__Required action__: Report each line of the data that has "Save" somewhere in it.

═════ Records for processing

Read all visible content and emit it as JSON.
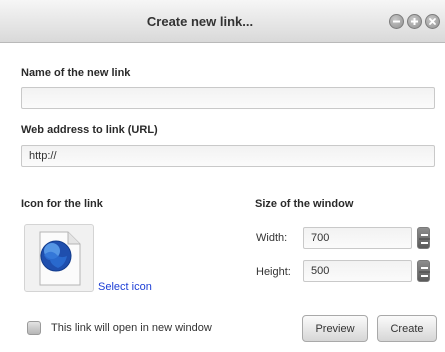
{
  "window": {
    "title": "Create new link...",
    "controls": [
      "minimize-icon",
      "maximize-icon",
      "close-icon"
    ]
  },
  "name_section": {
    "label": "Name of the new link",
    "value": ""
  },
  "url_section": {
    "label": "Web address to link (URL)",
    "value": "http://"
  },
  "icon_section": {
    "label": "Icon for the link",
    "icon": "globe-document-icon",
    "select_label": "Select icon"
  },
  "size_section": {
    "label": "Size of the window",
    "width_label": "Width:",
    "width_value": "700",
    "height_label": "Height:",
    "height_value": "500"
  },
  "new_window": {
    "checked": false,
    "label": "This link will open in new window"
  },
  "buttons": {
    "preview": "Preview",
    "create": "Create"
  },
  "colors": {
    "link": "#1c3ed6"
  }
}
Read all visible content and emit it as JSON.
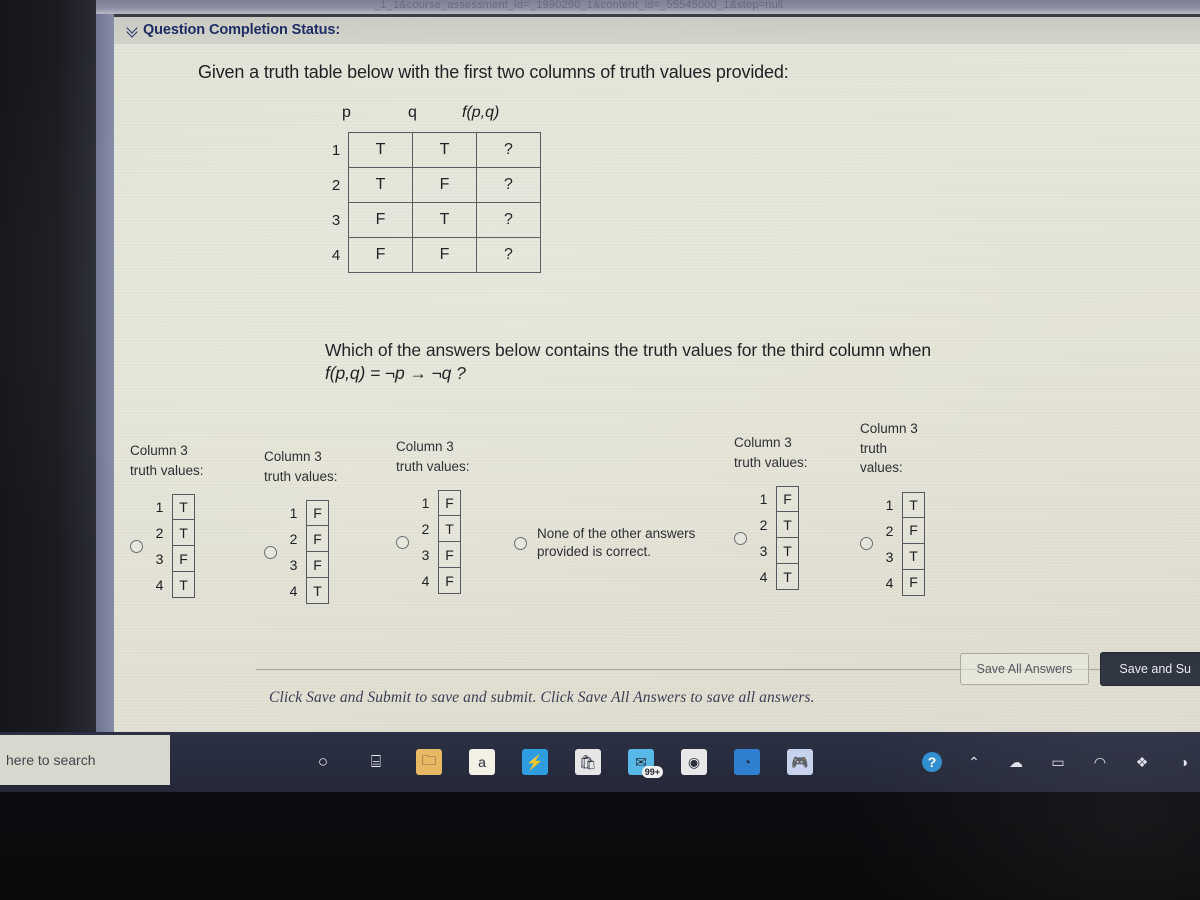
{
  "browser": {
    "url_fragment": "_1_1&course_assessment_id=_1990290_1&content_id=_55545000_1&step=null"
  },
  "header": {
    "status_label": "Question Completion Status:",
    "chevron_icon": "chevron-double-down-icon"
  },
  "question": {
    "prompt": "Given a truth table below with the first two columns of truth values provided:",
    "table": {
      "headers": [
        "p",
        "q",
        "f(p,q)"
      ],
      "rows": [
        {
          "n": "1",
          "p": "T",
          "q": "T",
          "f": "?"
        },
        {
          "n": "2",
          "p": "T",
          "q": "F",
          "f": "?"
        },
        {
          "n": "3",
          "p": "F",
          "q": "T",
          "f": "?"
        },
        {
          "n": "4",
          "p": "F",
          "q": "F",
          "f": "?"
        }
      ]
    },
    "ask_line1": "Which of the answers below contains  the truth values for the third column when",
    "ask_line2": "f(p,q) = ¬p → ¬q ?"
  },
  "options": [
    {
      "id": "option-1",
      "label": "Column 3\ntruth values:",
      "values": [
        {
          "n": "1",
          "v": "T"
        },
        {
          "n": "2",
          "v": "T"
        },
        {
          "n": "3",
          "v": "F"
        },
        {
          "n": "4",
          "v": "T"
        }
      ],
      "selected": false
    },
    {
      "id": "option-2",
      "label": "Column 3\ntruth values:",
      "values": [
        {
          "n": "1",
          "v": "F"
        },
        {
          "n": "2",
          "v": "F"
        },
        {
          "n": "3",
          "v": "F"
        },
        {
          "n": "4",
          "v": "T"
        }
      ],
      "selected": false
    },
    {
      "id": "option-3",
      "label": "Column 3\ntruth values:",
      "values": [
        {
          "n": "1",
          "v": "F"
        },
        {
          "n": "2",
          "v": "T"
        },
        {
          "n": "3",
          "v": "F"
        },
        {
          "n": "4",
          "v": "F"
        }
      ],
      "selected": false
    },
    {
      "id": "option-4",
      "label": "",
      "text": "None of the other answers\nprovided is correct.",
      "values": [],
      "selected": false
    },
    {
      "id": "option-5",
      "label": "Column 3\ntruth values:",
      "values": [
        {
          "n": "1",
          "v": "F"
        },
        {
          "n": "2",
          "v": "T"
        },
        {
          "n": "3",
          "v": "T"
        },
        {
          "n": "4",
          "v": "T"
        }
      ],
      "selected": false
    },
    {
      "id": "option-6",
      "label": "Column 3\ntruth\nvalues:",
      "values": [
        {
          "n": "1",
          "v": "T"
        },
        {
          "n": "2",
          "v": "F"
        },
        {
          "n": "3",
          "v": "T"
        },
        {
          "n": "4",
          "v": "F"
        }
      ],
      "selected": false
    }
  ],
  "footer": {
    "note": "Click Save and Submit to save and submit. Click Save All Answers to save all answers.",
    "save_all_label": "Save All Answers",
    "save_submit_label": "Save and Su"
  },
  "taskbar": {
    "search_placeholder": "here to search",
    "icons": [
      {
        "name": "cortana-icon",
        "glyph": "○"
      },
      {
        "name": "task-view-icon",
        "glyph": "⌸"
      },
      {
        "name": "file-explorer-icon",
        "glyph": "🗀"
      },
      {
        "name": "amazon-icon",
        "glyph": "a"
      },
      {
        "name": "lightning-icon",
        "glyph": "⚡"
      },
      {
        "name": "microsoft-store-icon",
        "glyph": "🛍"
      },
      {
        "name": "mail-icon",
        "glyph": "✉",
        "badge": "99+"
      },
      {
        "name": "chrome-icon",
        "glyph": "◉"
      },
      {
        "name": "edge-icon",
        "glyph": "◔"
      },
      {
        "name": "discord-icon",
        "glyph": "🎮"
      }
    ],
    "tray": [
      {
        "name": "help-icon",
        "glyph": "?"
      },
      {
        "name": "chevron-up-icon",
        "glyph": "⌃"
      },
      {
        "name": "onedrive-icon",
        "glyph": "☁"
      },
      {
        "name": "battery-icon",
        "glyph": "▭"
      },
      {
        "name": "wifi-icon",
        "glyph": "◠"
      },
      {
        "name": "dropbox-icon",
        "glyph": "❖"
      },
      {
        "name": "more-tray-icon",
        "glyph": "◑"
      }
    ]
  },
  "colors": {
    "accent_header_text": "#1c2a63",
    "page_bg": "#e4e5d8",
    "taskbar_bg": "#262a3a",
    "dark_button": "#2e3340"
  }
}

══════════

__Expected output__:
    "note": "Click Save and Submit to save and submit. Click Save All Answers to save all answers.",
    "save_all_label": "Save All Answers",
    "save_submit_label": "Save and Su"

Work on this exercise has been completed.